:: What this task involves ::
Each line below that carries the string "title" must appear in the answer.

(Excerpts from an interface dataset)
%%

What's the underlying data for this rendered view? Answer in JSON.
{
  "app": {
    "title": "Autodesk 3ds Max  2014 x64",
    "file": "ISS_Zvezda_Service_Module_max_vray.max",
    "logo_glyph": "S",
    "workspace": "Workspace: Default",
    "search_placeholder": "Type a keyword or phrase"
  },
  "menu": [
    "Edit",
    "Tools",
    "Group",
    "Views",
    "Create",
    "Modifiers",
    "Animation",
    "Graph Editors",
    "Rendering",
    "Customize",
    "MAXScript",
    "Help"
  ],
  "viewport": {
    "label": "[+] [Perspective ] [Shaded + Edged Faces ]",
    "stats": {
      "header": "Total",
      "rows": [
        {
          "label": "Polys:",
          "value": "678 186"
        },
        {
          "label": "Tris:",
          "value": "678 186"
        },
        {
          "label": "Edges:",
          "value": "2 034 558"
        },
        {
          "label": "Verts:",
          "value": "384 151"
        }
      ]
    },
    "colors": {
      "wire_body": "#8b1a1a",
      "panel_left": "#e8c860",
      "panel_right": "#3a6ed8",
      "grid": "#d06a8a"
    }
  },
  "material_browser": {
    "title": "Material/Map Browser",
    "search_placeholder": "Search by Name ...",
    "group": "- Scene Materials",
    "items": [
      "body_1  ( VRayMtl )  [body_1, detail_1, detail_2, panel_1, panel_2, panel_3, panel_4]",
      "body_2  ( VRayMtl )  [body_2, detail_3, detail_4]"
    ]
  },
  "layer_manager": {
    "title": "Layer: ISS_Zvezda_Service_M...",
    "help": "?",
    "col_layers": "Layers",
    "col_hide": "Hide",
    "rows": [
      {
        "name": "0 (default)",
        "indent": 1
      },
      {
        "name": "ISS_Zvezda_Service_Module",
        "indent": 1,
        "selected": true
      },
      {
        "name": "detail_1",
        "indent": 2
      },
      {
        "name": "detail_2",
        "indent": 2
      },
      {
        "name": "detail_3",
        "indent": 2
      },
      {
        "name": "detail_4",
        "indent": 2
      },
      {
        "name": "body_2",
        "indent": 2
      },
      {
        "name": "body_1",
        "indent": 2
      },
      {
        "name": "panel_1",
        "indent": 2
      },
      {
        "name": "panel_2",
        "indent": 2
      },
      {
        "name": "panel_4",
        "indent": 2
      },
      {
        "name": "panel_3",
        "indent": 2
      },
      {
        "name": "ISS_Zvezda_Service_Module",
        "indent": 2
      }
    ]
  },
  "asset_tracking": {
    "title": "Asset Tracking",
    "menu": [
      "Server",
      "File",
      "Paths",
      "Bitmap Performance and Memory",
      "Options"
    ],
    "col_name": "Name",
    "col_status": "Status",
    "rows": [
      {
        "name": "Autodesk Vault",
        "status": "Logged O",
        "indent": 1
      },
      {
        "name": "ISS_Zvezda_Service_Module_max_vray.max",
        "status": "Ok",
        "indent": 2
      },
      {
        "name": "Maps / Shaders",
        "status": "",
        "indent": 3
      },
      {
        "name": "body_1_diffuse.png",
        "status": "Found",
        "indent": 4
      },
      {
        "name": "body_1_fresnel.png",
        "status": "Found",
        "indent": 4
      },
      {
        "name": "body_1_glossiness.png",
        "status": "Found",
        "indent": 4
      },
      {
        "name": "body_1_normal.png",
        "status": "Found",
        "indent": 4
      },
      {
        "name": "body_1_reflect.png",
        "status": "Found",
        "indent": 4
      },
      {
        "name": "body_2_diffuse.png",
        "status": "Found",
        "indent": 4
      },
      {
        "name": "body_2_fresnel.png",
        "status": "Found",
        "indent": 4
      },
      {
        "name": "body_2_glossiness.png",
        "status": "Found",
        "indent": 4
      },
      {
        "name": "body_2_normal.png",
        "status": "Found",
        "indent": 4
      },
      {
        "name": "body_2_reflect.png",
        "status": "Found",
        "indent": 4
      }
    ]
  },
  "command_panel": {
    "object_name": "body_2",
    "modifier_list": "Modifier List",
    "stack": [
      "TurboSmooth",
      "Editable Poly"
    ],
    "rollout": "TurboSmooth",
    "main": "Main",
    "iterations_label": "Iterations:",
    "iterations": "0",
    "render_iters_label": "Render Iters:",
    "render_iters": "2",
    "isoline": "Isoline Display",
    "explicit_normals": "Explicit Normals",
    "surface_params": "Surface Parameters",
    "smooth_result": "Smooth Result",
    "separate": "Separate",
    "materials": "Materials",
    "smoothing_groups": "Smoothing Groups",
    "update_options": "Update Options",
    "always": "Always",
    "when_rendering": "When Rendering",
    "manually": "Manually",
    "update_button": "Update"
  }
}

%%

:: Answer to this task ::
    "title": "Autodesk 3ds Max  2014 x64",
    "title": "Material/Map Browser",
    "title": "Layer: ISS_Zvezda_Service_M...",
    "title": "Asset Tracking",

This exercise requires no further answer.